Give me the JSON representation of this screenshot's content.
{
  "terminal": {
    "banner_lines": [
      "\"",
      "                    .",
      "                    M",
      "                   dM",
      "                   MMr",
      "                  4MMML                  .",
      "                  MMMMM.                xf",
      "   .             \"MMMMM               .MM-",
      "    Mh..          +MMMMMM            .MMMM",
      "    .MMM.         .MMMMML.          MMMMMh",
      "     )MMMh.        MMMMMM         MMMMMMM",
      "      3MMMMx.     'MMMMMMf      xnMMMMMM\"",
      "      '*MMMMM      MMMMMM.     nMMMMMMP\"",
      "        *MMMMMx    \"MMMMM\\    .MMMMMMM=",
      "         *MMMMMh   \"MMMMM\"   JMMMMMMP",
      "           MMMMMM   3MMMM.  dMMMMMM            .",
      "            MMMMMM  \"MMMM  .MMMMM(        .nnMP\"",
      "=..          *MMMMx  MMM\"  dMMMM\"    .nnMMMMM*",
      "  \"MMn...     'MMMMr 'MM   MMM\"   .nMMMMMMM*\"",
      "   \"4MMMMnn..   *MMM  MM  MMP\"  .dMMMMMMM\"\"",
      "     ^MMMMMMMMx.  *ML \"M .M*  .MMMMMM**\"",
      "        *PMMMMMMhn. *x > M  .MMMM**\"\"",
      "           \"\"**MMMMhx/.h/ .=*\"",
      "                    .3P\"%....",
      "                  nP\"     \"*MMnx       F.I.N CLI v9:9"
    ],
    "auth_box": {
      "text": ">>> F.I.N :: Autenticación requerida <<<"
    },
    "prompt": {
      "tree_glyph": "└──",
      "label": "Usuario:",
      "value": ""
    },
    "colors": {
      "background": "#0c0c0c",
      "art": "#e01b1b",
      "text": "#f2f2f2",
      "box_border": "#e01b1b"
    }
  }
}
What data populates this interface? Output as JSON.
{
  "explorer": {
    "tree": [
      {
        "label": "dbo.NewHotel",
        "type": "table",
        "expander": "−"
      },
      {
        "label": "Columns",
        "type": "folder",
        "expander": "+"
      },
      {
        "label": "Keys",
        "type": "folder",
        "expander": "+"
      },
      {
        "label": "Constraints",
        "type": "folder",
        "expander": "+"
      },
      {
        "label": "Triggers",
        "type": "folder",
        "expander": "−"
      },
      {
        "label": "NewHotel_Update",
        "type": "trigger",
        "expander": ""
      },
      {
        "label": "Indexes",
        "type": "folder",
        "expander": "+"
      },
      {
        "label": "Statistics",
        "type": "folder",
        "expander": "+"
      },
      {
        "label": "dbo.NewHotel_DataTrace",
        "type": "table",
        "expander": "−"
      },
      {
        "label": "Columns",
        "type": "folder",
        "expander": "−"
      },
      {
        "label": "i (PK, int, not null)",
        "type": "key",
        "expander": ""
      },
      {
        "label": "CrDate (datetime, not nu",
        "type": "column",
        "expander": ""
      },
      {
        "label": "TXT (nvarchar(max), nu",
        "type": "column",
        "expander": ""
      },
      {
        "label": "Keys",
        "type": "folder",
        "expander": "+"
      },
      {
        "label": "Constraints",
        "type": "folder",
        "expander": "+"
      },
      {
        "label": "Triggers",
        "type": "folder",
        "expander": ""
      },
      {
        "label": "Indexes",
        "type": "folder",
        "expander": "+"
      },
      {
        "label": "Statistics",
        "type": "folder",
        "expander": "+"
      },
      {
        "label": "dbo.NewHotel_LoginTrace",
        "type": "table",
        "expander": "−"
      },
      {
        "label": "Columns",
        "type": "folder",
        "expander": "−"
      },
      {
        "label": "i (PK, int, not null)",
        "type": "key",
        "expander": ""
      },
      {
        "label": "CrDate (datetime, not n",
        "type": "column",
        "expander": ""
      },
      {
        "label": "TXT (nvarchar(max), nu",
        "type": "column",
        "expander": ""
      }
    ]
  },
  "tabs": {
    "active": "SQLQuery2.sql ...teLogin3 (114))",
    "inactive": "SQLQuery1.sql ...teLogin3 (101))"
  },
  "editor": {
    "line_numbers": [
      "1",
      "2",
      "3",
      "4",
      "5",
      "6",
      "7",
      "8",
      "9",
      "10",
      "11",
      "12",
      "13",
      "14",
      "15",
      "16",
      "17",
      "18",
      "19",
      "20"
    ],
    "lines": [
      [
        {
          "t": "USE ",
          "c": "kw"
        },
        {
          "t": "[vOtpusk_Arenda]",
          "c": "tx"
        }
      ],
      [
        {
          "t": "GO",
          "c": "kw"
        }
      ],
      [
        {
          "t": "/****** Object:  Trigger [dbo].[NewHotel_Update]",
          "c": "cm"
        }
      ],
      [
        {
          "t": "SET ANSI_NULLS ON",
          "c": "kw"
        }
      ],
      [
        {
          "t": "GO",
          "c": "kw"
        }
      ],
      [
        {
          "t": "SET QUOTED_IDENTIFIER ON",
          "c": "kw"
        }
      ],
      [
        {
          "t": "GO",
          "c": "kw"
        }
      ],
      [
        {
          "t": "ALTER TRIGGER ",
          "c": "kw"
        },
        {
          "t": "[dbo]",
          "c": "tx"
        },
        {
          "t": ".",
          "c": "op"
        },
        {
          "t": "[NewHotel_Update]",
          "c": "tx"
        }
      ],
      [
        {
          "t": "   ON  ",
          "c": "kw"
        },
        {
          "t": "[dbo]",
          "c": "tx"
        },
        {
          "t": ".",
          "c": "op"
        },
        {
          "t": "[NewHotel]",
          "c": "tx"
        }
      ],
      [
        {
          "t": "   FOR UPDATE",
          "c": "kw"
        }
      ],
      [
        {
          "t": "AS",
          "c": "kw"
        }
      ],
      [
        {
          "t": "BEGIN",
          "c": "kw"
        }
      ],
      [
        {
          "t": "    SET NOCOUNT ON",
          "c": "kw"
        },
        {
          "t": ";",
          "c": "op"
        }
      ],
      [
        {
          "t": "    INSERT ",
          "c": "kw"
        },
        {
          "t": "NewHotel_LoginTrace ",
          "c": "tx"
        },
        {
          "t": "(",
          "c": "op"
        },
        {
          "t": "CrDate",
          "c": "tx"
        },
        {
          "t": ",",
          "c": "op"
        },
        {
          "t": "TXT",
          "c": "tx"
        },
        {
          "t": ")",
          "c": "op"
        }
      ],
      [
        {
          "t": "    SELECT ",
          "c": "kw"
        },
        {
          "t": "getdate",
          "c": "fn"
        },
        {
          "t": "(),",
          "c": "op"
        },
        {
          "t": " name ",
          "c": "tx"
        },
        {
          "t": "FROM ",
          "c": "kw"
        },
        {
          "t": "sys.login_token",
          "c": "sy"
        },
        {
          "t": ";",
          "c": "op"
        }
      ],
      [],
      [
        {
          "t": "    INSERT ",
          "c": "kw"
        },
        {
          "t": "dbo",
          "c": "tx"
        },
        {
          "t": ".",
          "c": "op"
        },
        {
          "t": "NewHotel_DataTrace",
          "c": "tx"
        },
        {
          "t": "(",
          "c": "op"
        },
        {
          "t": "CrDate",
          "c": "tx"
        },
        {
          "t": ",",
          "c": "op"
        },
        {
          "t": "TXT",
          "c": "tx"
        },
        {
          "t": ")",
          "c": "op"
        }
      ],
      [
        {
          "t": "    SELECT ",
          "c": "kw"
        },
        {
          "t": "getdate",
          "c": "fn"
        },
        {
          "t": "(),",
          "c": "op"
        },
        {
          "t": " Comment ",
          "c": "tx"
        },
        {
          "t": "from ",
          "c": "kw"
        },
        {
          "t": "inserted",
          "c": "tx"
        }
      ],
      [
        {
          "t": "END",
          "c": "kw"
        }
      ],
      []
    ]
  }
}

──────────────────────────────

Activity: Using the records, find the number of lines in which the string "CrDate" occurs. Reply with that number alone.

Answer to this problem: 4